> [Exercise aim] Identify all lines of the data containing the string "agenten" and copy them.

Component data from apps and pages
------

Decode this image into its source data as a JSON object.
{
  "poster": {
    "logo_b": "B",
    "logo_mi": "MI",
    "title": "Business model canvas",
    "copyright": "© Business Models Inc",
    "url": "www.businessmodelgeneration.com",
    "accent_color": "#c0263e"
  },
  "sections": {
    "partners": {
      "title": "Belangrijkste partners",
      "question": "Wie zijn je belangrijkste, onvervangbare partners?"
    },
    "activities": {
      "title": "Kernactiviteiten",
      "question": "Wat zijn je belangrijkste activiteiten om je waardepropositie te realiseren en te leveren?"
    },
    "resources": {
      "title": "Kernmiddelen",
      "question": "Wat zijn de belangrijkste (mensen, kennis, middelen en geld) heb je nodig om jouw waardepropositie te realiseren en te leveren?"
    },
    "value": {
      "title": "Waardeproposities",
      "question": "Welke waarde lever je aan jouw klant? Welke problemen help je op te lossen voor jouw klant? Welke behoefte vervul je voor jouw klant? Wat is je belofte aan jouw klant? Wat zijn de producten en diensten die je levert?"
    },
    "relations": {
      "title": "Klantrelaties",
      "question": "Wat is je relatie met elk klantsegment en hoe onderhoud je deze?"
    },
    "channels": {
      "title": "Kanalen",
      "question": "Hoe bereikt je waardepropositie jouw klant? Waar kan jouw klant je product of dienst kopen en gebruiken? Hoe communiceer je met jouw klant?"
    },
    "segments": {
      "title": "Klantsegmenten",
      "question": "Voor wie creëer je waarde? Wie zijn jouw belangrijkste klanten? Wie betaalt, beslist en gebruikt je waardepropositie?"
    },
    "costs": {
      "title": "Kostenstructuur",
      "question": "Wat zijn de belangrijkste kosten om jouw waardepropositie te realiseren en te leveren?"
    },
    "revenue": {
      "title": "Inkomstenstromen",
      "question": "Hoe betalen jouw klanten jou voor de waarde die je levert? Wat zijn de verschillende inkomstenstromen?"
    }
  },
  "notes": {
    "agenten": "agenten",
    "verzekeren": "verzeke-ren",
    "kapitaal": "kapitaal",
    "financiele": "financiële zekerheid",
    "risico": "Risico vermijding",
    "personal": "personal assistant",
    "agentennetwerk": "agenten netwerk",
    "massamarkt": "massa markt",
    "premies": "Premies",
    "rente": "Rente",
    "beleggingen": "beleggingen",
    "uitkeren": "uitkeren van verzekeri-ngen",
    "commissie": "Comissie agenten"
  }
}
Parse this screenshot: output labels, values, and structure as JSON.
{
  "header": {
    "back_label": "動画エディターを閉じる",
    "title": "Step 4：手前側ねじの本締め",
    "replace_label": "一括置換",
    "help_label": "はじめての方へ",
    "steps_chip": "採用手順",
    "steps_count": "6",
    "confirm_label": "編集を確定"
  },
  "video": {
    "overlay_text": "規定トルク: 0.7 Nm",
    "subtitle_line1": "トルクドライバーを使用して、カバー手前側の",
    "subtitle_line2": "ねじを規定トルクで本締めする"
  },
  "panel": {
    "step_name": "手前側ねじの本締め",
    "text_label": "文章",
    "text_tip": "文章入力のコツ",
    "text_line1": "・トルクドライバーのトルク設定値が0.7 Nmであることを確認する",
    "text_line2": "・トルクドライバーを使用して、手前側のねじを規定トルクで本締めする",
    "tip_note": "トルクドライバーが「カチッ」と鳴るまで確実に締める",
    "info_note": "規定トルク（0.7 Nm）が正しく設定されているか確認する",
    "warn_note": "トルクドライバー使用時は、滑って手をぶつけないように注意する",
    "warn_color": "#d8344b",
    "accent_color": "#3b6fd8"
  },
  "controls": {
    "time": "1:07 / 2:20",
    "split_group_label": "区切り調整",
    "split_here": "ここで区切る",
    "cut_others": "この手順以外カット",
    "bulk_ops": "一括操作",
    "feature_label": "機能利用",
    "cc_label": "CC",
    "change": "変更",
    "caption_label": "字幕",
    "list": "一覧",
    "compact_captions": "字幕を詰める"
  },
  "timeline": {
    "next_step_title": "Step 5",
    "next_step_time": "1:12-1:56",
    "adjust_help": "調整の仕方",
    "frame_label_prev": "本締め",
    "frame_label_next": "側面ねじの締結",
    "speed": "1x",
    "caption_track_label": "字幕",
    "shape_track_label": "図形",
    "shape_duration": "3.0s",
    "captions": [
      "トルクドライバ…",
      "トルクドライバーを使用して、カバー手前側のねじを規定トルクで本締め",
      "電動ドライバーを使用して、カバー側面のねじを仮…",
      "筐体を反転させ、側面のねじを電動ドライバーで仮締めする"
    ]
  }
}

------

> [Completed task]
    "agenten": "agenten",
    "agentennetwerk": "agenten netwerk",
    "commissie": "Comissie agenten"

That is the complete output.